- Activity:
Consider the material that follows. How many of its lines contain "seller"? Reply with the number alone.

- Recorded information:
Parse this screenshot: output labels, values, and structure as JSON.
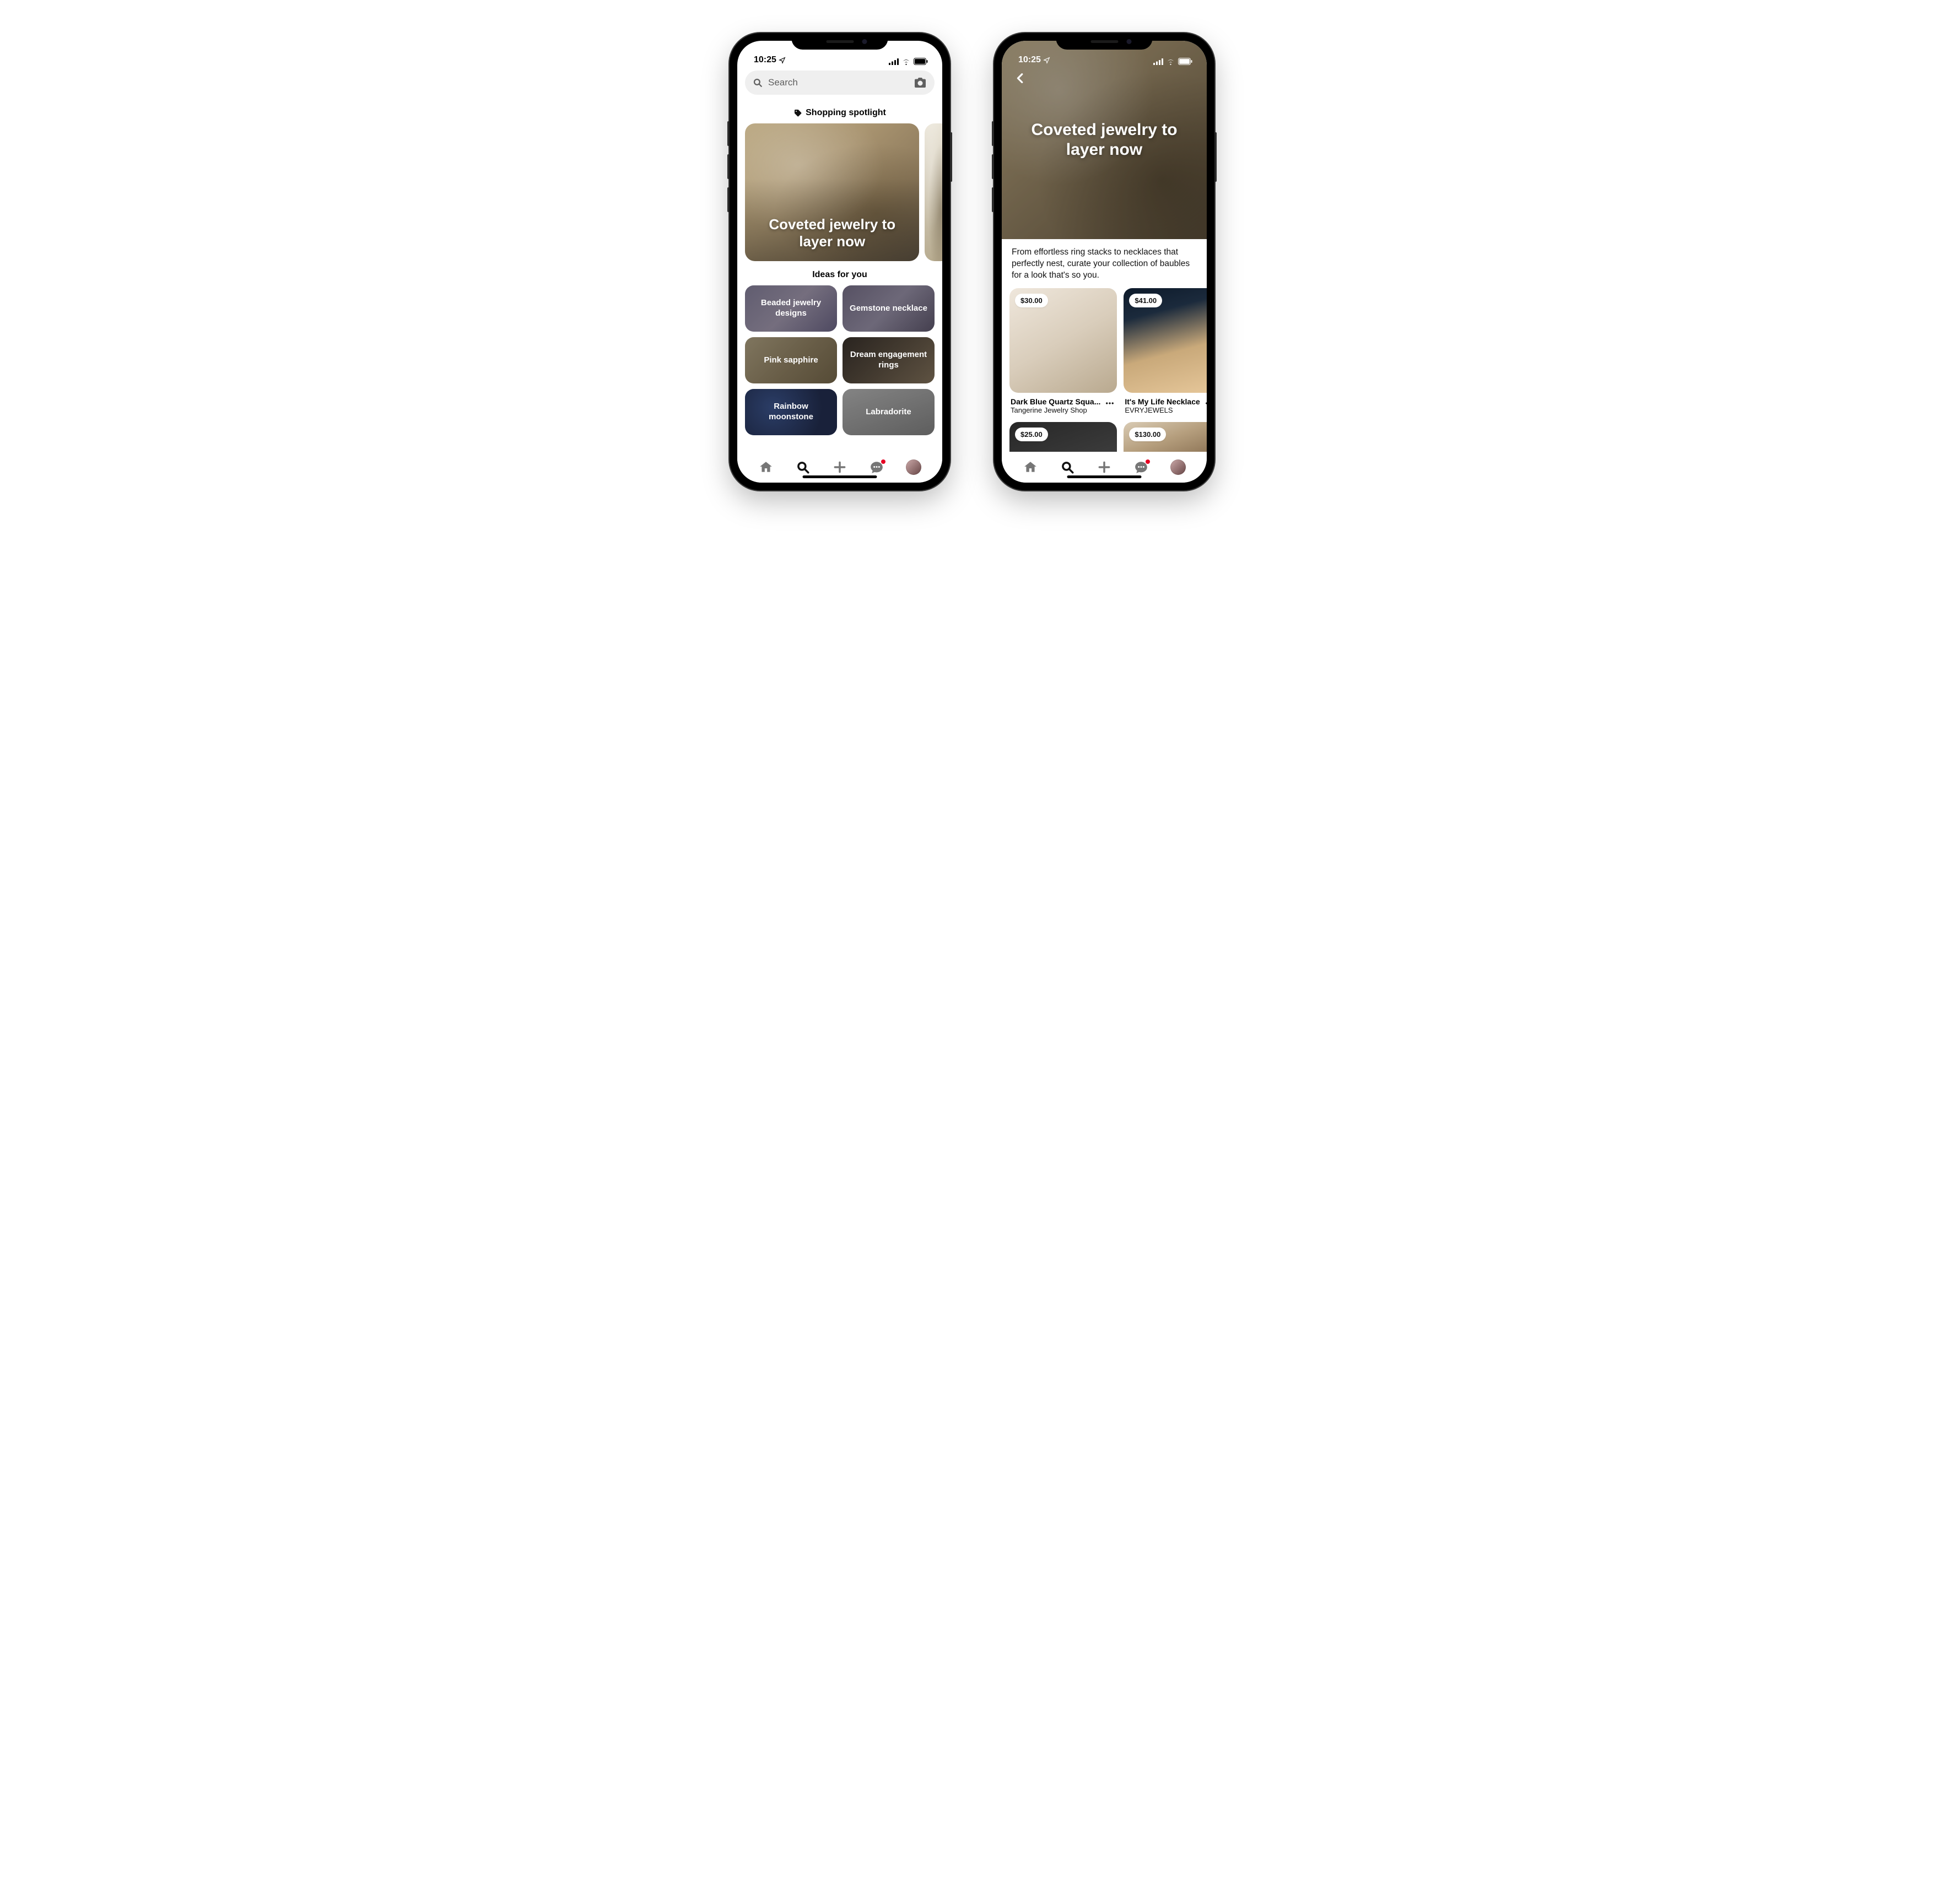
{
  "status": {
    "time": "10:25"
  },
  "phone1": {
    "search": {
      "placeholder": "Search"
    },
    "spotlight_header": "Shopping spotlight",
    "hero_title": "Coveted jewelry to layer now",
    "ideas_header": "Ideas for you",
    "ideas": [
      {
        "label": "Beaded jewelry designs"
      },
      {
        "label": "Gemstone necklace"
      },
      {
        "label": "Pink sapphire"
      },
      {
        "label": "Dream engagement rings"
      },
      {
        "label": "Rainbow moonstone"
      },
      {
        "label": "Labradorite"
      }
    ]
  },
  "phone2": {
    "hero_title": "Coveted jewelry to layer now",
    "description": "From effortless ring stacks to necklaces that perfectly nest, curate your collection of baubles for a look that's so you.",
    "products": [
      {
        "price": "$30.00",
        "title": "Dark Blue Quartz Squa...",
        "seller": "Tangerine Jewelry Shop"
      },
      {
        "price": "$41.00",
        "title": "It's My Life Necklace",
        "seller": "EVRYJEWELS"
      },
      {
        "price": "$25.00",
        "title": "",
        "seller": ""
      },
      {
        "price": "$130.00",
        "title": "",
        "seller": ""
      }
    ]
  }
}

- Result below:
4